One of Sy Berger’s legacies at the Topps Company was coming up with a variety of little in pack bonuses aimed at luring kids to spend those pennies, nickels, dimes and quarters through the years. From posters to rub-offs to cards used to play games, Topps was interactive long before it really became an everyday word. The 1964 Topps Coins were proof that the company was up for anything.
In ’64, the coins numbered from 1-120 were the regular coins while the All-Stars took the high numbers, 121-164. Oddly enough, there is a bit of a misconception on the backs of the coins. The backs state "COLLECT THE ENTIRE SET OF 120 ALL-STARS", when in reality, a low percentage of the players on the regular coins were All-Stars, not to mention there are 164 coins in the set. Also, the All-Star coins say "COLLECT ALL 44 SPECIAL ALL STARS", which again is a bit confusing.
Taking a look even further, there were 60 American League coins in the regular set and 60 of National League players. There was also an even distribution of American League and National League All-Stars at 22 apiece.
Being made of metal, the coins have a major edge over cards from the same year in that the coins were more durable. One does not have to worry about creasing, bending or ruining the condition of one of these coins if they are the least bit careful, but they were prone to rusting and nicks if you tossed them around casually. The process also resulted in many coins where the player’s image and surrounding graphics are not centered on the face of the coin.
Highlighted by Sandy Koufax, Mickey Mantle (who has two different variations of his All-Star coin), Hank Aaron, Willy Mays, Pete Rose, Roberto Clemente and Warren Spahn, this coin set is packed with Hall of Famers and some of the era's most memorable players.
The backs carried a very brief bio of the player.
Luckily for collectors, the coins are less expensive than their cardboard counterparts. For instance, an ungraded 1964 Topps Koufax coin in ungraded, ex-nm type condition can be had for less than $20. Compare this to his 1964 cardboard which goes for around $50 and up on average in the same type of grade. The same holds true for the other Hall of Famers in the set (and there are many), making it a very attainable set for collectors on a budget. Even coins graded by PSA, unless they are among the few commons graded at the mint level or high grade Hall of Famers, are not tremendously valuable.

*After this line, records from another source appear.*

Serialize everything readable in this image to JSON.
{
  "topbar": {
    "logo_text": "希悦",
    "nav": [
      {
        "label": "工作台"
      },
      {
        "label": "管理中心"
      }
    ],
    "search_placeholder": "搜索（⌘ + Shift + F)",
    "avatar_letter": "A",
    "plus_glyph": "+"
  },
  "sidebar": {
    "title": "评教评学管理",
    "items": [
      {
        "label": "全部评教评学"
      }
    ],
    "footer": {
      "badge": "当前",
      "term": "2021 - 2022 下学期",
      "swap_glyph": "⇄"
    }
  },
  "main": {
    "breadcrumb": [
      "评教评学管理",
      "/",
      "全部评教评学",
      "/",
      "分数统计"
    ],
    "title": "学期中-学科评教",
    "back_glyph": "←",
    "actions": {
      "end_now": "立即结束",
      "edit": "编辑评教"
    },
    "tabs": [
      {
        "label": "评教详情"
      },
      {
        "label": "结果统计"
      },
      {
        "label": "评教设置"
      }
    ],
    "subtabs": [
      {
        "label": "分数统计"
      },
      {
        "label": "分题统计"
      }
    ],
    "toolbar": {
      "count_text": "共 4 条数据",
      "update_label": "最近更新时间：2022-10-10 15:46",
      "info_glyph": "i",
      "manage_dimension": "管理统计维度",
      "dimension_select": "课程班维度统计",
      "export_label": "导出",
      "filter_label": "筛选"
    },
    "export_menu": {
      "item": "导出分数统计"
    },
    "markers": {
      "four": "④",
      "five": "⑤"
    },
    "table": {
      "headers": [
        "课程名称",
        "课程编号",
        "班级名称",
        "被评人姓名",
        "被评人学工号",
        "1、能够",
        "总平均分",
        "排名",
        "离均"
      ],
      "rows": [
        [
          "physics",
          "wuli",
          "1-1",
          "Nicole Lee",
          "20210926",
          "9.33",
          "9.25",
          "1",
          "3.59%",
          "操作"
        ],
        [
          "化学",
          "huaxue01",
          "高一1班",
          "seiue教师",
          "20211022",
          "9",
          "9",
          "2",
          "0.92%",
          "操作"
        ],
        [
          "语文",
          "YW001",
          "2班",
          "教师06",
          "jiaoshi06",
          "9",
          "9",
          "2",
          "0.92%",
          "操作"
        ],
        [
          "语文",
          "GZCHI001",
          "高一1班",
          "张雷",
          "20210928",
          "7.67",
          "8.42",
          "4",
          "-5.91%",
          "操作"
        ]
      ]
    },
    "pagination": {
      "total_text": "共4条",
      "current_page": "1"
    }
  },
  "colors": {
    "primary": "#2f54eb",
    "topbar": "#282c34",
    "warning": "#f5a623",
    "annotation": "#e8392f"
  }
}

There were variations, too, one based on the switch-hitting ability of Mickey Mantle. His All-Star coin (number 131) comes in two varieties, one of which shows him batting left-handed and the other shows him hitting righty. His regular coin is #120. It runs in the $50 range while his All-Star ones are around $80-100 in great condition. The Mantle right-handed variation is a little more expensive sometimes than the lefty but not much.
Coins #161 and 162, Wayne Causey and Chuck Hinton, also have two versions. Both players’ coins indicated “NL” on the back early in the process, but Topps quickly corrected it to “AL” and the NL versions are about three to four times more expensive.
Because more than 50 years have passed, finding high-grade examples of the 1964 Topps coins is a bit of a challenge and sets can bring thousands in truly nm/mt grades but a fairly nice set can usually be found for $500-1000. The All-Star coins mean you will have to track down two Mantles (or three if you collect the All-Star variations), two Aarons, two Mays, two Koufax, etc., but the set is a great way for collectors to get some of the top players cheaper than their regular cards.
With only one per pack, there are far fewer coins in the marketplace than regular issue cards but it’s been proven over the years that some collectors opt to skip a set that won’t fit conveniently into a box or standard nine-pocket sheet. That’s kept demand—and prices—at a reasonable level.